[Items from a data source]
━━━━
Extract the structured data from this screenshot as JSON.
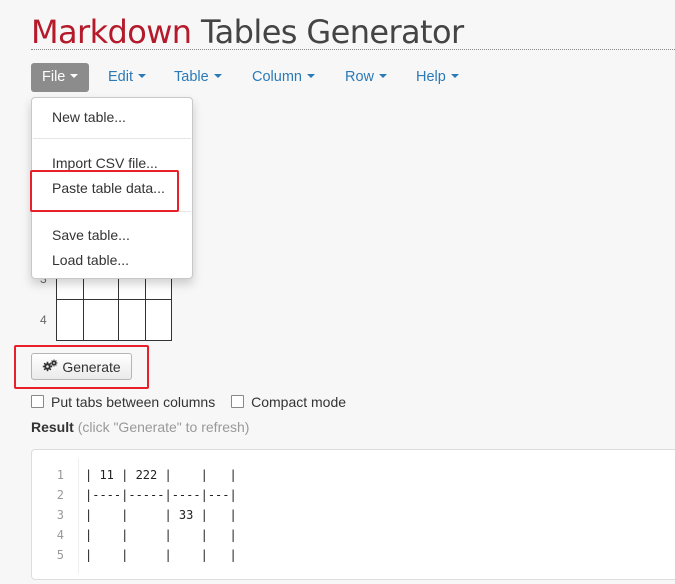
{
  "header": {
    "title_brand": "Markdown",
    "title_rest": " Tables Generator"
  },
  "menubar": {
    "file": "File",
    "edit": "Edit",
    "table": "Table",
    "column": "Column",
    "row": "Row",
    "help": "Help"
  },
  "file_menu": {
    "items": [
      "New table...",
      "Import CSV file...",
      "Paste table data...",
      "Save table...",
      "Load table..."
    ]
  },
  "grid": {
    "row_numbers": [
      "3",
      "4"
    ]
  },
  "generate_label": "Generate",
  "options": {
    "tabs_label": "Put tabs between columns",
    "compact_label": "Compact mode"
  },
  "result": {
    "label": "Result",
    "hint": "(click \"Generate\" to refresh)"
  },
  "output": {
    "line_numbers": [
      "1",
      "2",
      "3",
      "4",
      "5"
    ],
    "lines": [
      "| 11 | 222 |    |   |",
      "|----|-----|----|---|",
      "|    |     | 33 |   |",
      "|    |     |    |   |",
      "|    |     |    |   |"
    ]
  },
  "colors": {
    "brand": "#b51a2b",
    "link": "#2a7ab8",
    "active_menu": "#8c8c8c",
    "highlight": "#e8202a"
  },
  "icons": {
    "generate": "gears-icon",
    "menu_caret": "caret-down-icon"
  }
}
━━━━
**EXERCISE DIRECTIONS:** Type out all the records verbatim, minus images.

**PROBLEM SOLUTION:**
Extract the structured data from this screenshot as JSON.
{
  "header": {
    "title_brand": "Markdown",
    "title_rest": " Tables Generator"
  },
  "menubar": {
    "file": "File",
    "edit": "Edit",
    "table": "Table",
    "column": "Column",
    "row": "Row",
    "help": "Help"
  },
  "file_menu": {
    "items": [
      "New table...",
      "Import CSV file...",
      "Paste table data...",
      "Save table...",
      "Load table..."
    ]
  },
  "grid": {
    "row_numbers": [
      "3",
      "4"
    ]
  },
  "generate_label": "Generate",
  "options": {
    "tabs_label": "Put tabs between columns",
    "compact_label": "Compact mode"
  },
  "result": {
    "label": "Result",
    "hint": "(click \"Generate\" to refresh)"
  },
  "output": {
    "line_numbers": [
      "1",
      "2",
      "3",
      "4",
      "5"
    ],
    "lines": [
      "| 11 | 222 |    |   |",
      "|----|-----|----|---|",
      "|    |     | 33 |   |",
      "|    |     |    |   |",
      "|    |     |    |   |"
    ]
  },
  "colors": {
    "brand": "#b51a2b",
    "link": "#2a7ab8",
    "active_menu": "#8c8c8c",
    "highlight": "#e8202a"
  },
  "icons": {
    "generate": "gears-icon",
    "menu_caret": "caret-down-icon"
  }
}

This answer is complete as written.